Small-scale farmers are the clear losers in the first year of the US-Colombia Free Trade Agreement.
Dashed Expectations - The Free Trade Agreement between the United States and Colombia entered into force over a year ago. A study commissioned by Oxfam looked at the available data from the first nine months of the Agreement and identified some worrying overall trends as well as specific agricultural products at risk of adverse impacts affecting small-scale producers in Colombia. The study examined a set of indicators to create a risk index and alert system, ranking whey, rice, white corn, milk powder, and pork to be at greatest risk because of increased imports from the United States and a fall in import prices.
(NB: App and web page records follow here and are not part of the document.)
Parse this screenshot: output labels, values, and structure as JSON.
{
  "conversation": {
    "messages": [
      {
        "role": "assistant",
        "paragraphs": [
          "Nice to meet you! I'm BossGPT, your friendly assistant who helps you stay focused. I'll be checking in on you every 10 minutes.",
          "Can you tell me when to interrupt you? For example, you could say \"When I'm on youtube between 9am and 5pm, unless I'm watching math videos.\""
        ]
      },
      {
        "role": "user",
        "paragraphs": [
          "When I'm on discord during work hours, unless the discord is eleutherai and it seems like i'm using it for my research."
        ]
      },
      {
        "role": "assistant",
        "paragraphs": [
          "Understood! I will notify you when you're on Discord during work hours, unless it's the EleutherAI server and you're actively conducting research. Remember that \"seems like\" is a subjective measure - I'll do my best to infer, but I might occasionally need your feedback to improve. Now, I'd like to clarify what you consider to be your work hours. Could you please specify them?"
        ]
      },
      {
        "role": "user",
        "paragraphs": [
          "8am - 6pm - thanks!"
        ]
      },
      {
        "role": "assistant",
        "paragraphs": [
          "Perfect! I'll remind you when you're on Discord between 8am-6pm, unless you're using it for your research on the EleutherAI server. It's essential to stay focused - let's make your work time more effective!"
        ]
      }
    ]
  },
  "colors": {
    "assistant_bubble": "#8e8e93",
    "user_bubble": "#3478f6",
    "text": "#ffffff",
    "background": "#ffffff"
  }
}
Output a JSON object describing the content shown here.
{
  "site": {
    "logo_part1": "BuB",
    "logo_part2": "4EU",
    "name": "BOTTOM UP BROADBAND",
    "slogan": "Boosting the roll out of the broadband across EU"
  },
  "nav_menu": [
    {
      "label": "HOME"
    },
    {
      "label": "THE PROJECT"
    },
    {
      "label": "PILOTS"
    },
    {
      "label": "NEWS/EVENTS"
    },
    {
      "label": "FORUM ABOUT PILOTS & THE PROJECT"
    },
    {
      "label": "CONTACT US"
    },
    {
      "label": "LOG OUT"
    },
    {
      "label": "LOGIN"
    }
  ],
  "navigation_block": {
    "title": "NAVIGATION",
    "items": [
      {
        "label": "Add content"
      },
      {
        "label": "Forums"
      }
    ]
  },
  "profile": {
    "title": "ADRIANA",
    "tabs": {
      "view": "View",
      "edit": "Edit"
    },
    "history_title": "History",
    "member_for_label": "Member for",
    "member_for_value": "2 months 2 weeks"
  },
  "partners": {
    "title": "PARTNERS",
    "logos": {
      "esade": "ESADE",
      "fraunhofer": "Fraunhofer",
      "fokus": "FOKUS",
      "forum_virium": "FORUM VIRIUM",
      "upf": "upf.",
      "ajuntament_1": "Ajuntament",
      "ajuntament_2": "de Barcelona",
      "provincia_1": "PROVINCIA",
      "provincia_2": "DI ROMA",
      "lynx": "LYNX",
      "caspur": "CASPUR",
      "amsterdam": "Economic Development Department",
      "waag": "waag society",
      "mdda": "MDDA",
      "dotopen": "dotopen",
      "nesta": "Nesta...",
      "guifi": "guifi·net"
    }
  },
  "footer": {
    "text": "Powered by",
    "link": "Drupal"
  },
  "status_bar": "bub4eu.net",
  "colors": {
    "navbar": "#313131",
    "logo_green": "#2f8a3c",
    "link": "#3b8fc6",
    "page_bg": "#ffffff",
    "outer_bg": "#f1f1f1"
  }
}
Efectos del TLC Colombia - Research published in May 2015 outlines how in the two years after entry into force of its trade deal with the US, Colombia’s agricultural trade deficit increased by 300%, helping to push the country from having a trade surplus with the US to having a trade deficit. The study also shows that small and medium-scale farmers producing wheat, rice and dairy products faced the greatest risk of being adversely affected as a result of the FTA, with producers of poultry, pork, corn and to some extent beans, confronting serious problems as well. Interviews with farmers showed that many have had to resort to reducing their use of inputs, reducing household consumption or defaulting on debts. Overall, farmers’ incomes dropped, they reduced production and saw themselves facing an uncertain future.